As seen in the summer issue of Red Deer Living magazine…
The speakers were blaring Zed99 throughout the arena and nearly every girl skating had on a mouth guard, spandex or fish net tights. The excitement was contagious and every person, be they a referee, a husband or a jammer was happy it was Wednesday night in Sylvan Lake.
The Belladonnas took to the track for their second practise of the week. With a “bout” maybe once a month, the practise is what really bonds them as a team.
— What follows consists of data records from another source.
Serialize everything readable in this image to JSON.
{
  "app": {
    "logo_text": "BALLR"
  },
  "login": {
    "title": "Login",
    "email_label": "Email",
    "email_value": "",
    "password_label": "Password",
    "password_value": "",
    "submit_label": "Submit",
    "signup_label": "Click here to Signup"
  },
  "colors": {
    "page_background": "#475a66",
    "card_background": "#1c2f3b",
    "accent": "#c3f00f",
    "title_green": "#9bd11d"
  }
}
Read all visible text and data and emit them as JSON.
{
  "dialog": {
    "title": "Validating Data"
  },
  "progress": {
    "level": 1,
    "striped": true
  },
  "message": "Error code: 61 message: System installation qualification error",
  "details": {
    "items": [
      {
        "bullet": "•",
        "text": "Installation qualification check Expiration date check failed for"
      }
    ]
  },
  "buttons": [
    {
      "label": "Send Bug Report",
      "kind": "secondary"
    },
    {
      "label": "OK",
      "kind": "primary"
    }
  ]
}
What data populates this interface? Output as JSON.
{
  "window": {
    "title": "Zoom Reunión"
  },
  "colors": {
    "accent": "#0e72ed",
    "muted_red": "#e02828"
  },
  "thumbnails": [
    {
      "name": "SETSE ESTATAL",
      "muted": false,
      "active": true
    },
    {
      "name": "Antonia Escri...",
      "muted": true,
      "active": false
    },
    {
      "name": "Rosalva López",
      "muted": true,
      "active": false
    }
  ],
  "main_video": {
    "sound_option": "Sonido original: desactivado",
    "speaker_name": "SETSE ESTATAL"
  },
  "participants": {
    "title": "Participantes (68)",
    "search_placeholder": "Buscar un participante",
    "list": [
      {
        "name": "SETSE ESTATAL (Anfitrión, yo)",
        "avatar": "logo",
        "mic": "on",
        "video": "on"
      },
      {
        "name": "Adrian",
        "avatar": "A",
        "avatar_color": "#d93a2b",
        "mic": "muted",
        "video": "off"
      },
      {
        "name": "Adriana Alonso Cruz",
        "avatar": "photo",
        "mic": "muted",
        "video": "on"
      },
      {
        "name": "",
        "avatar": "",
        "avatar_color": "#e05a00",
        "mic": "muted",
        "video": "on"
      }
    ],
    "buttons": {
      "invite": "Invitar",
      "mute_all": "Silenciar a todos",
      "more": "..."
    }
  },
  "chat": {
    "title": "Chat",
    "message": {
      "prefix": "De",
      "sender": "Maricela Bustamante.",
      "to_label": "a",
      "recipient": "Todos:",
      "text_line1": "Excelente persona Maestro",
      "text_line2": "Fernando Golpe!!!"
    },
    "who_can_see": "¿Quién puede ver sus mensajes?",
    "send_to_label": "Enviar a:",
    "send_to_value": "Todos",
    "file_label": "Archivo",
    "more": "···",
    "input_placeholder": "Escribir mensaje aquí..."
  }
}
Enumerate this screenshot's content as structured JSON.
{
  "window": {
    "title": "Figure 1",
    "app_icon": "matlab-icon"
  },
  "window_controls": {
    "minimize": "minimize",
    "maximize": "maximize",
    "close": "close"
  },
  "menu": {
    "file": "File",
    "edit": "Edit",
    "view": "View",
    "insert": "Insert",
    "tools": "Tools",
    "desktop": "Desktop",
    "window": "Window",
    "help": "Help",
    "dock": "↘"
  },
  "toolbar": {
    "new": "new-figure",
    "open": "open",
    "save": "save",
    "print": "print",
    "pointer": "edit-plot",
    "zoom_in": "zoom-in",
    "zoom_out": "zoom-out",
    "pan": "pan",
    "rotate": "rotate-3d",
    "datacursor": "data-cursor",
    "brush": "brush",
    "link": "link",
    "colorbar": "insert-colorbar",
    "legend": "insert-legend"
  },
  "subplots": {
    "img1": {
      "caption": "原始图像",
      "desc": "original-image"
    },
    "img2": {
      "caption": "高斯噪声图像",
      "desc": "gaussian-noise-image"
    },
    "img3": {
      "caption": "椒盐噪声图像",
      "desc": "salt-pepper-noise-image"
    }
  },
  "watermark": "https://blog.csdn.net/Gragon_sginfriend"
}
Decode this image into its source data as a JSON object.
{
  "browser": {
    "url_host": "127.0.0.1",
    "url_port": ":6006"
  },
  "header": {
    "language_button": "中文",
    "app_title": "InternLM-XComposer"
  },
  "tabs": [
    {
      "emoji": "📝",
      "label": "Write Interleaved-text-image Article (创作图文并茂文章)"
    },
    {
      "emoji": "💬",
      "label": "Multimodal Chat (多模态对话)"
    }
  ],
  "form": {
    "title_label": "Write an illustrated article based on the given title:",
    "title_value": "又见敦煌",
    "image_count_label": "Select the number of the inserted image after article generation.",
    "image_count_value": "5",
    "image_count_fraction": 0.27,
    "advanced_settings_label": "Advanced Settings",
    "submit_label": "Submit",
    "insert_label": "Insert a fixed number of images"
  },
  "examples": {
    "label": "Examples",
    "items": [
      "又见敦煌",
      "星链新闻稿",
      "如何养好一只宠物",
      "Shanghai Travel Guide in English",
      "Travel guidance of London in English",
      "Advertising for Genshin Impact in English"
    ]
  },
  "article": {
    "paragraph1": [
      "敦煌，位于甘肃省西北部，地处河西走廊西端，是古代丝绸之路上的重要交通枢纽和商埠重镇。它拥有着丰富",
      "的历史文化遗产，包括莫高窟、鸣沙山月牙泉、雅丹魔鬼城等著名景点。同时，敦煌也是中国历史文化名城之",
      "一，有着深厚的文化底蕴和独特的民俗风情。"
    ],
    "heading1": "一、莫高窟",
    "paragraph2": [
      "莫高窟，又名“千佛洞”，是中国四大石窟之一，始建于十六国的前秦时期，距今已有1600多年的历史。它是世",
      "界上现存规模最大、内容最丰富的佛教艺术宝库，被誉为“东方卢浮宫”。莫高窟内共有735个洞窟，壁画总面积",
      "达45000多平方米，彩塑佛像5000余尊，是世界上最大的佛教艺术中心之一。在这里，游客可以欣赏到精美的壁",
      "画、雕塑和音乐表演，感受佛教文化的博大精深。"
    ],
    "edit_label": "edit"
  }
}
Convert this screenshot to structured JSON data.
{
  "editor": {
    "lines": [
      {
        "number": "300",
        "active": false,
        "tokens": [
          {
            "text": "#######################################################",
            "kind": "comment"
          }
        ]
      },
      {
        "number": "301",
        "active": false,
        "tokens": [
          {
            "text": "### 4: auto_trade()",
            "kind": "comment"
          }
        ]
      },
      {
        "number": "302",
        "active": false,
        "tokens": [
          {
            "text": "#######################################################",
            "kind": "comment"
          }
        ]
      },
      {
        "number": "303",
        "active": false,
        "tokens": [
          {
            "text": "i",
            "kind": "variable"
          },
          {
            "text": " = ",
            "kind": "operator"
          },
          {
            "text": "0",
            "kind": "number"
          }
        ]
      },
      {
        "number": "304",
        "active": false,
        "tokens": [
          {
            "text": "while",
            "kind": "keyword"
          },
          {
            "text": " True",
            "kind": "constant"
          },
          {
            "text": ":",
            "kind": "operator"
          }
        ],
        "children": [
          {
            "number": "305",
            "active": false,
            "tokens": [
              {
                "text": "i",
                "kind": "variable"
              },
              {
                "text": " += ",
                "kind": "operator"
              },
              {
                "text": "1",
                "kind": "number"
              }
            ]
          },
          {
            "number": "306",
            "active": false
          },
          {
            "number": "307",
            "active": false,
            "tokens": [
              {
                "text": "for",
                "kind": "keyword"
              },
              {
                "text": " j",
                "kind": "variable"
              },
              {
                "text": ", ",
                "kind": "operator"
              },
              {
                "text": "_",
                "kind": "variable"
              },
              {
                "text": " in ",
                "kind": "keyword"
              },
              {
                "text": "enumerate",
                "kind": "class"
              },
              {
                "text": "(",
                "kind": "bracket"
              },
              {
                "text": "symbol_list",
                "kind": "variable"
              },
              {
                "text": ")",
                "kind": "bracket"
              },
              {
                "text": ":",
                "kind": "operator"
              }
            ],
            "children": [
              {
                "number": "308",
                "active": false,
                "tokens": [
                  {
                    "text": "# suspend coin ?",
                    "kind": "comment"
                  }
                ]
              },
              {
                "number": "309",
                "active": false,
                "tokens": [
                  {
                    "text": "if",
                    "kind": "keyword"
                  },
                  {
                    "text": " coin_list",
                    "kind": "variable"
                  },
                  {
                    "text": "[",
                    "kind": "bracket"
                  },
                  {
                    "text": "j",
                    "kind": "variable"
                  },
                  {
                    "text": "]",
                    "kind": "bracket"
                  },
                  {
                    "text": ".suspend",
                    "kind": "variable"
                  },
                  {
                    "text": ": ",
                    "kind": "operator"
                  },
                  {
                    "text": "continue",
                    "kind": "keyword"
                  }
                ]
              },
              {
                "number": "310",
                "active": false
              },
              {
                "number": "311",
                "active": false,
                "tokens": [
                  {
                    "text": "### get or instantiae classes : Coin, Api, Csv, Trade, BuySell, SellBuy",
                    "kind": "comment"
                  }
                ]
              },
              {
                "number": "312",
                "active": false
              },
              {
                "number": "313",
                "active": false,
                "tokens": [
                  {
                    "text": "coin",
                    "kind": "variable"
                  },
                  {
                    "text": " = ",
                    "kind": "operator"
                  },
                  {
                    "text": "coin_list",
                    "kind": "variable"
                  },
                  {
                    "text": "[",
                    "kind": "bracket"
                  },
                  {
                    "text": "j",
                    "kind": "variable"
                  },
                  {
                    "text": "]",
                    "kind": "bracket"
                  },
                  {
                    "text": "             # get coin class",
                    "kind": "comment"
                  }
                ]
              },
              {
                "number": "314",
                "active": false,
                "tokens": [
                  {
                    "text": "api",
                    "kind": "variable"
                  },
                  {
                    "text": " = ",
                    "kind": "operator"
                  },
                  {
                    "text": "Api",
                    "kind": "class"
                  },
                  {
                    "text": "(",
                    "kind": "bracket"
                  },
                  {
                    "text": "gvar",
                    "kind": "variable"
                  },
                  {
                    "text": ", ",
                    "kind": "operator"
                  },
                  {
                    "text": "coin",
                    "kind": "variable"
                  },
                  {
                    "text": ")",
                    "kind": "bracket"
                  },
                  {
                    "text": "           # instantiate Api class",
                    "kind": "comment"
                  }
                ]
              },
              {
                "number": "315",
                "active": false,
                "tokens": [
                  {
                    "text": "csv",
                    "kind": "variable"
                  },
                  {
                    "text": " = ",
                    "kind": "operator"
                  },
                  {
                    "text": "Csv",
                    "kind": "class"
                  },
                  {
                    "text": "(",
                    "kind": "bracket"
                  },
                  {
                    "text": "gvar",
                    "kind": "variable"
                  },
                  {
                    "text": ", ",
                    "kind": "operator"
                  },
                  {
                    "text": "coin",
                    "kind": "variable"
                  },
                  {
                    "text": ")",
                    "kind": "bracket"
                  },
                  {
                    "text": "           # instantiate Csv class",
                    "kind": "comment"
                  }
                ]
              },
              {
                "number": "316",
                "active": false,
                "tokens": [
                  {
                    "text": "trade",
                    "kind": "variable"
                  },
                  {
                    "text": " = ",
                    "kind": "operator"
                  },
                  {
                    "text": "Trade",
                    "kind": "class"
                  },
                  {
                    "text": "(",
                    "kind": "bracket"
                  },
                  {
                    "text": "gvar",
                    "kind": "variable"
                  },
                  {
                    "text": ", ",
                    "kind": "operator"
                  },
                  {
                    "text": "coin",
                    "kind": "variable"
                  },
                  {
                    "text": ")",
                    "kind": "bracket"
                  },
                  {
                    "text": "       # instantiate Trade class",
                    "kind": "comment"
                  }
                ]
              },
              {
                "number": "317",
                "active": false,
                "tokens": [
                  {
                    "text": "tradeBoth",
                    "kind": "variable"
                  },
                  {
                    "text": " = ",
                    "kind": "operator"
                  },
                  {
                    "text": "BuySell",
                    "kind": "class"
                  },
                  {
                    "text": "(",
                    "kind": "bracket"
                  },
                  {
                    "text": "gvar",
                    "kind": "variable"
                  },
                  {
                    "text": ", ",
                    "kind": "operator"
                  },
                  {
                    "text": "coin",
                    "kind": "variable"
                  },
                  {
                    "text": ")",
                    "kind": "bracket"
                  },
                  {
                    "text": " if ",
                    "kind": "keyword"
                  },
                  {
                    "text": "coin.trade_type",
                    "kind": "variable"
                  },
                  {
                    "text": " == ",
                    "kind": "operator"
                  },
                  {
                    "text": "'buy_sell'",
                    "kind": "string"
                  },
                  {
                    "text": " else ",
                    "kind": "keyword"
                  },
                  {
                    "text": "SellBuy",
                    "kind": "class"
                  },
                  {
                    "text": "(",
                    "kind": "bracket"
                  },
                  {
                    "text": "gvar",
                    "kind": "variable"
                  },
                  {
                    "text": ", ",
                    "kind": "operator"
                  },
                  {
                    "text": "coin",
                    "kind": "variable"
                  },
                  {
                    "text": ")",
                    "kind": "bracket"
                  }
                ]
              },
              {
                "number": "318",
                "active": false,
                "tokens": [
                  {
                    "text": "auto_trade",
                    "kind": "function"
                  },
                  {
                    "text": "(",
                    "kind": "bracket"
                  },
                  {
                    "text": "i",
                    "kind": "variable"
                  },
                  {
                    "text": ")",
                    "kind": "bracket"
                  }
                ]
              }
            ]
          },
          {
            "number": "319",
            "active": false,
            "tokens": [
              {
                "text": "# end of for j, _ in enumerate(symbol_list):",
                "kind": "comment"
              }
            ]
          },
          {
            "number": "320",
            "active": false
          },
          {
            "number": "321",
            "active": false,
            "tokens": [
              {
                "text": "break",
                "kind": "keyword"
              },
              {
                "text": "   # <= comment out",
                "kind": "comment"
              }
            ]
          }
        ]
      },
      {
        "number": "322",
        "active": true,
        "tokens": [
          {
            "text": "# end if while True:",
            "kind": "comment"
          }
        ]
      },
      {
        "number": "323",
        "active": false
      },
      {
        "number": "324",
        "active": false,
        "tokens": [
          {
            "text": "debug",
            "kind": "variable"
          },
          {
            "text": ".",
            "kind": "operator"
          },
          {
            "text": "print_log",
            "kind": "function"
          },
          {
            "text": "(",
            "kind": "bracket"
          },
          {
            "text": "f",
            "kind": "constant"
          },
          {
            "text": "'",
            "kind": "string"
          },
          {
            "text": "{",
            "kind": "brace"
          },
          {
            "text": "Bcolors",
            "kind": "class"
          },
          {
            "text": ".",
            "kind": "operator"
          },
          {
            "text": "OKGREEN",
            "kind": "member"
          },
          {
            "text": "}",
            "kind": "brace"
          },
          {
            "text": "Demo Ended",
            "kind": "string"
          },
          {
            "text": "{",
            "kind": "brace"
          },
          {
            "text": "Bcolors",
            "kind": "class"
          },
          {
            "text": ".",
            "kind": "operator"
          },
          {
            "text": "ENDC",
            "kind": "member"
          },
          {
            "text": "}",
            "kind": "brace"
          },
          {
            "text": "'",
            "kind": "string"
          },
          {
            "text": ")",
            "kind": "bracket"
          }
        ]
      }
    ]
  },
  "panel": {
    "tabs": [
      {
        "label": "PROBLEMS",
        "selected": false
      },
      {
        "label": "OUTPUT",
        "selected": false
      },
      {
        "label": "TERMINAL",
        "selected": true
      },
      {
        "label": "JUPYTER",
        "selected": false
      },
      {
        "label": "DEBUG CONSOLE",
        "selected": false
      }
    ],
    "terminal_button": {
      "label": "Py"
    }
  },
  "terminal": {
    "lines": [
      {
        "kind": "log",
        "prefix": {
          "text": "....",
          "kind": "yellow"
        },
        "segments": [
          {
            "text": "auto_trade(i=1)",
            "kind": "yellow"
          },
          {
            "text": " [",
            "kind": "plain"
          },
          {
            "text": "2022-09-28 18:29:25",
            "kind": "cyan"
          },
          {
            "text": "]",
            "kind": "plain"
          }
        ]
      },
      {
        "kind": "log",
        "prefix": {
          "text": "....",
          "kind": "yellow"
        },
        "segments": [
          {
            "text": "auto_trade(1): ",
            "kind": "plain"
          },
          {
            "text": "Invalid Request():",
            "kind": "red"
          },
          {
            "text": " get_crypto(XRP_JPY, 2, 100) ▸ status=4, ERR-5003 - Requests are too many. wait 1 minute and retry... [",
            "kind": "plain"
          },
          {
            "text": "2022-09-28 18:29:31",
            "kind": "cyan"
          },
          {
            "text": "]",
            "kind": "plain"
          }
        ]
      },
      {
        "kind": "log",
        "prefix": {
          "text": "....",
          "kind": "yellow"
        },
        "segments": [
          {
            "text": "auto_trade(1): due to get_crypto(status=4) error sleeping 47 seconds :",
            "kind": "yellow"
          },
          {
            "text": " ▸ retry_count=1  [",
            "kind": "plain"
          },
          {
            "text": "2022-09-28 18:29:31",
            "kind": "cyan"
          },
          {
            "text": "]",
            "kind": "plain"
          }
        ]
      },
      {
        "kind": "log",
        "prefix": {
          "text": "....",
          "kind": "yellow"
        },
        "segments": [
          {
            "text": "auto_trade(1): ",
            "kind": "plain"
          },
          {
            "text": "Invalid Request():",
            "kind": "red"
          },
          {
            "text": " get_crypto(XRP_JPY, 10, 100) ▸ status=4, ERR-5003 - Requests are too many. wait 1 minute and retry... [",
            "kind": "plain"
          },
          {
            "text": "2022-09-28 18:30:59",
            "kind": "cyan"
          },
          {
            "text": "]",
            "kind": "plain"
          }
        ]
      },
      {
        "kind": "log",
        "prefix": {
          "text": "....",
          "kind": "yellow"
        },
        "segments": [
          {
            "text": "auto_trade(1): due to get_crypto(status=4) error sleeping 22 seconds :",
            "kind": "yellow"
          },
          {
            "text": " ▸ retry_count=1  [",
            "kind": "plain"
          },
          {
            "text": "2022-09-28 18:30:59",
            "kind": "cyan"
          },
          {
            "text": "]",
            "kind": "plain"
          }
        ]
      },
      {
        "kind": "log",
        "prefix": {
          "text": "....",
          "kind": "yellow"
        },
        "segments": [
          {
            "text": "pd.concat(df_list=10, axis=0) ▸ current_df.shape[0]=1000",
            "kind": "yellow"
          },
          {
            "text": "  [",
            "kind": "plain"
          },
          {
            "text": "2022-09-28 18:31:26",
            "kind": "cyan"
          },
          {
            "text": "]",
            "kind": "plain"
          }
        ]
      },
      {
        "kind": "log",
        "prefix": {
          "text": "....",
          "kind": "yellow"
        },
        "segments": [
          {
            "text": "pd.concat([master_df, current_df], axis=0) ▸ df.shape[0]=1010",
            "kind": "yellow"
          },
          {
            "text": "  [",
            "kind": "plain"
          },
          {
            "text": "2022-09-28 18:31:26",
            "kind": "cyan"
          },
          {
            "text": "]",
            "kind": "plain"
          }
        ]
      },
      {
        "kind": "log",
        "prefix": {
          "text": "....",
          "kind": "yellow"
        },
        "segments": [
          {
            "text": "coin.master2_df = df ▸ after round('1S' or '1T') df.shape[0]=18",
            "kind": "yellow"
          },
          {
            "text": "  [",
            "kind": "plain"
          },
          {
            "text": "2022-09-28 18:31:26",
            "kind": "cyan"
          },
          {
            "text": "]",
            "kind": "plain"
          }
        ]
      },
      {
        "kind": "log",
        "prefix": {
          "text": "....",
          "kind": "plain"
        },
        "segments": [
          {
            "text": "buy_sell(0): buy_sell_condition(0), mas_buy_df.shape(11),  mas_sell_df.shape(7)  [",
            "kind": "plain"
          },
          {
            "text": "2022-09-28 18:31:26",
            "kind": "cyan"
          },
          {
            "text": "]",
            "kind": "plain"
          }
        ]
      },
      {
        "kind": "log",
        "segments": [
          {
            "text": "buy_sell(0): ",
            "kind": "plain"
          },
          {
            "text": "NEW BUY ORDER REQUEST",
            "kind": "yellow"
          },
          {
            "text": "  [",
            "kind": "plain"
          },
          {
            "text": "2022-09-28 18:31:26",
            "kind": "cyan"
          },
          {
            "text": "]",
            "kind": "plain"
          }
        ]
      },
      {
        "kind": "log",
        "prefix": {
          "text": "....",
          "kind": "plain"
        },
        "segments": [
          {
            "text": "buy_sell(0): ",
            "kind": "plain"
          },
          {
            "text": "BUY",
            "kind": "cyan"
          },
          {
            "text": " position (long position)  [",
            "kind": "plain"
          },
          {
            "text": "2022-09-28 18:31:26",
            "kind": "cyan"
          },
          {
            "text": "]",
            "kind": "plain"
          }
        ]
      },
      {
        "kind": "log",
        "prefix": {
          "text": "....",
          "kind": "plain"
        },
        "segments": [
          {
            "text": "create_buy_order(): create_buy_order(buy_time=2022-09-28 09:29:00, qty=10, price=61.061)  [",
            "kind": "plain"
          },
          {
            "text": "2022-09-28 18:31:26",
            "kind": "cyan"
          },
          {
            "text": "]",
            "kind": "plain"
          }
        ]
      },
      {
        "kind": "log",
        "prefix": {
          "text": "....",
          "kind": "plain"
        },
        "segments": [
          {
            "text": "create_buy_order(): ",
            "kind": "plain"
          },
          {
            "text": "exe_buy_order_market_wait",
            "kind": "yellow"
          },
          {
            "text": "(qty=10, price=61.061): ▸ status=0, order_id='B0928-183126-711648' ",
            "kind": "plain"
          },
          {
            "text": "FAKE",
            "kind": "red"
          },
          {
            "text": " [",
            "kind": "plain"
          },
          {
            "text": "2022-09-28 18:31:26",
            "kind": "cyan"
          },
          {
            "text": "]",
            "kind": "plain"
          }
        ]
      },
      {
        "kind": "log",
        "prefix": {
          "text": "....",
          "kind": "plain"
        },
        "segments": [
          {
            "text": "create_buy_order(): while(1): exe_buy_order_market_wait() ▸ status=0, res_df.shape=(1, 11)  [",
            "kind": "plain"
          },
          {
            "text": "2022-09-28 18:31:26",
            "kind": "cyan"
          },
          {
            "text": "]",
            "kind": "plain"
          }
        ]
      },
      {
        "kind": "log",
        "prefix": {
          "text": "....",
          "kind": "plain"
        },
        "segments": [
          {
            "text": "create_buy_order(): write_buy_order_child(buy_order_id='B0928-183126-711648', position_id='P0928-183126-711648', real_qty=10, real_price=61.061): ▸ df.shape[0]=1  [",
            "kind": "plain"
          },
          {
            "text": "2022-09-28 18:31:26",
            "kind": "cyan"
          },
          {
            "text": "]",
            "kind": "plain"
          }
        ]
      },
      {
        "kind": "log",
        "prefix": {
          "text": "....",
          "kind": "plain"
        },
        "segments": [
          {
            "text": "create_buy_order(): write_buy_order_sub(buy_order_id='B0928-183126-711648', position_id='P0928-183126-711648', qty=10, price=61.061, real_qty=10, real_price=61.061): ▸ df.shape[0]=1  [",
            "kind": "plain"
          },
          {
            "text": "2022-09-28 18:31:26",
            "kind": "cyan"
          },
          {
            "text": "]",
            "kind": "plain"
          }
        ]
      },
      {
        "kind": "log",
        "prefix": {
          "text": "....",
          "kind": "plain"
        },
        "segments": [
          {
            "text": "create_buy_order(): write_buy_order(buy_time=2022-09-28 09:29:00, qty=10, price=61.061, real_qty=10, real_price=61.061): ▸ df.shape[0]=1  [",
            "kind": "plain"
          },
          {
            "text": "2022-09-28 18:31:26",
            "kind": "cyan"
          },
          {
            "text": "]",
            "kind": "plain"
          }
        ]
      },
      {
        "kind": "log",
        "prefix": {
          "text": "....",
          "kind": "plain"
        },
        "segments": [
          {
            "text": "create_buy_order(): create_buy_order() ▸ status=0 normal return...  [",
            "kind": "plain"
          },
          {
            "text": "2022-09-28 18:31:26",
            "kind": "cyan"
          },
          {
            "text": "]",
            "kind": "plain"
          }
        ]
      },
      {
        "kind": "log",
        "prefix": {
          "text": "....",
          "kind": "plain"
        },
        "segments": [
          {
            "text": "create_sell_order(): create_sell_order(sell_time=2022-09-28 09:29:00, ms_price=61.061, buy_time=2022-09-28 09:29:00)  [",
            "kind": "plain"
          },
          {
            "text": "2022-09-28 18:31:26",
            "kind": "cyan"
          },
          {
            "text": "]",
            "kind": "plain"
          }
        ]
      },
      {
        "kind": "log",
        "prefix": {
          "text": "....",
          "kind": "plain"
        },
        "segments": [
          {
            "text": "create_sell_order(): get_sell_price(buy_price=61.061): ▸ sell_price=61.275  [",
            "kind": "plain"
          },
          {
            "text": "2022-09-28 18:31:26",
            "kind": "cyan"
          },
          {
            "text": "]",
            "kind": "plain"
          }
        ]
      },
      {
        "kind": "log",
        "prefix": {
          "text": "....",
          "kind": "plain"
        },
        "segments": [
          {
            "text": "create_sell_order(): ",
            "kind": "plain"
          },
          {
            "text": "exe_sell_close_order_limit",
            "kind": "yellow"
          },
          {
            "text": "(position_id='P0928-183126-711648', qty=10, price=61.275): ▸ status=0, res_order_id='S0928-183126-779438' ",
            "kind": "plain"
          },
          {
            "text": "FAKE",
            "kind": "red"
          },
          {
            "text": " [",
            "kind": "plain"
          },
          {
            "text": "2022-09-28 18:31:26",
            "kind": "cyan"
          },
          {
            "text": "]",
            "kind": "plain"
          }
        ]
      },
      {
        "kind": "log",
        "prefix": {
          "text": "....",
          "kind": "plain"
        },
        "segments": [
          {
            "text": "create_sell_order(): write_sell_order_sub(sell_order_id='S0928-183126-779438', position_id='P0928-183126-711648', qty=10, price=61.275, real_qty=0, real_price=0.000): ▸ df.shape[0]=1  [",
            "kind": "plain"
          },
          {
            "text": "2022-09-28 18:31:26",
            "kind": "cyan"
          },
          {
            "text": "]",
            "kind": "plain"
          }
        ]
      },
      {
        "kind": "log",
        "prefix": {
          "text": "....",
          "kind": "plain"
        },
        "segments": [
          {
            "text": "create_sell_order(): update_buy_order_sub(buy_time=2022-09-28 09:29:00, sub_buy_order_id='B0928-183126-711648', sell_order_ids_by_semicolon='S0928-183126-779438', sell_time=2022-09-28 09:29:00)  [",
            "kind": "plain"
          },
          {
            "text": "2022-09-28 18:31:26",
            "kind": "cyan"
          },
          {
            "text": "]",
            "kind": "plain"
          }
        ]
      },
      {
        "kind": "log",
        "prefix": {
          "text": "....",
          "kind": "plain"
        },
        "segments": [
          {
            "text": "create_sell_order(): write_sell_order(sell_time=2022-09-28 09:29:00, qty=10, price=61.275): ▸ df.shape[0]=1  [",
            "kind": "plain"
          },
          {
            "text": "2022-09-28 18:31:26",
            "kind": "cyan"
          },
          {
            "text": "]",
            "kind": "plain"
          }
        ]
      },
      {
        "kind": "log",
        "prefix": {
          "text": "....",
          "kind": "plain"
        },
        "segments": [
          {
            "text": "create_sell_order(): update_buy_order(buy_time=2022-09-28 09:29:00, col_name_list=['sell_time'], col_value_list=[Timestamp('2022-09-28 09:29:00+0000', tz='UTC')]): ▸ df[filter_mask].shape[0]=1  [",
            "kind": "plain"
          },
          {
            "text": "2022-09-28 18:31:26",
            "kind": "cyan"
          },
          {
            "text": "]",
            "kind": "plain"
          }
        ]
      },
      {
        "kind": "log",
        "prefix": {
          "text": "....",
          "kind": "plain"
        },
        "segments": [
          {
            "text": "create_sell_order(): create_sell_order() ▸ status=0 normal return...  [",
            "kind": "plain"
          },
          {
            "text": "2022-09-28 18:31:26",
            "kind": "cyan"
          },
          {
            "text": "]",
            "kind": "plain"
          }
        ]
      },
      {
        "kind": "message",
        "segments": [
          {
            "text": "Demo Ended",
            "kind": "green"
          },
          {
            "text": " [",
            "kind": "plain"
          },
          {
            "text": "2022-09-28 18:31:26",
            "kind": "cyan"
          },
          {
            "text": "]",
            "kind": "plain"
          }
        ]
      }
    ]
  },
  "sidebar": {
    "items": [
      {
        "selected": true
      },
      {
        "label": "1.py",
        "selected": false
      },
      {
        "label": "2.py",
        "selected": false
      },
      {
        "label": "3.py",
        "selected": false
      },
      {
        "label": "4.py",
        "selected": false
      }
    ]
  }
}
Roller derby is not just a boom and bust sport from the 70’s. It is not just a game where tough girls push each other over. And it certainly is not a sport where you have to have previous experience to join in. And the Red Deer Roller Derby Association, A.K.A “Belladonnas”, is no exception.
Derby is quickly making a comeback and those involved have found it becomes like family, a good break for busy moms and a way to meet your future soul mate.
“For the record I do believe we are the first international derby wedding,” says Jeff Whyte who just married Allison from the UK on May 8.
Jeff’s love for derby began when he used to watch the old TV show RollerGames. With approximately 600 women’s leagues across North America, Australia and Europe, and around 20 men’s leagues – it has been harder for Jeff to find enough guys to even have a bout let alone form a league. But in August of 2009 he decided he was going to do two things: give his all to the Red Deer Roller Derby and forget about dating.
Out of pure passion and support for the team he began a Facebook group called “I Love Derby Girls” and Allison, residing in England, joined. After Jeff sent out a passionate message to get more people involved in the sport, Allison saw something that intrigued her, and they began talking. That was last September, and they are now husband and wife.
“If you give yourself over to derby it can change your life. I have met so many fantastic people, including my wife,” said Jeff.
So what is it about this sport that has drawn over 30 members to the Red Deer Roller Derby Association since it began in November 2008?
Well take Sam Fisher for instance. She’s a 25 year old auto-parts counter clerk by day, but a derby girl skating under the alias of “Sid Fish-ous” by night. Sam moved from Ontario a year ago, and the Belladonnas have become her home away from home.
“I didn’t know anybody when I moved here and the first practise I saw I was like `That is where I belong! I am so doing this!’ I had skated all my life, but half the girls on the team have never even been on skates. It’s amazing to see the things that these girls can do now.”
For most, derby isn’t just about getting out on the flat track and enjoying a sport that is good for you, but it’s also about the camaraderie.
“The team is really a team. I’m the type of person that doesn’t always get along with girls and always had guy friends. But here everyone gets along. There’s no negativity. No grudges. I could totally take a girl out on the track and then she’s coming to me at the after party with a hug!”
You may have seen the 2009 Directorial debut of Drew Berrymore, Whip It, and for the most part, it only partially represents the sport, according to Belladonnas’ President, April Reynolds, also known as “Cuff Me Kate”.
These girls play on a flat track and not a sloped bank track like the one in the movie.
April shares that it is ideal to have approximately 14 people on a team, so that you can have a couple lines of players, just like in hockey. Five are on at a time, four are blockers and one girl is a jammer. The jammer’s goal is to spring to the front and pass as many blockers of the opposing team as possible. Weaving through the blockers who are playing both offence and defence, the two minute “jam” is a battle for the jammer to pass as many people as possible using moves like “whip it” or bootie block or grabbing hips to get some leverage. Whatever works to get the jammer past the oppositions’ blockers. Each opposing team member you pass, you score a point. Legally you can only block with shoulders, the back side, or hip checks, and there is no hitting from behind or with the elbows.
Now in the 21st century, roller derby is making a strong comeback and even vying for a place in the Olympics. It is bringing together people of all ages, sizes and backgrounds in a common goal – to learn something new and have a good time.
Allison Whyte comments to her new husband who is as passionate about derby as any man could be, “Now you’re stuck with me.” She smiles.
And to that Jeff quickly retorts, “I’m not stuck. I’m right where I want to be.”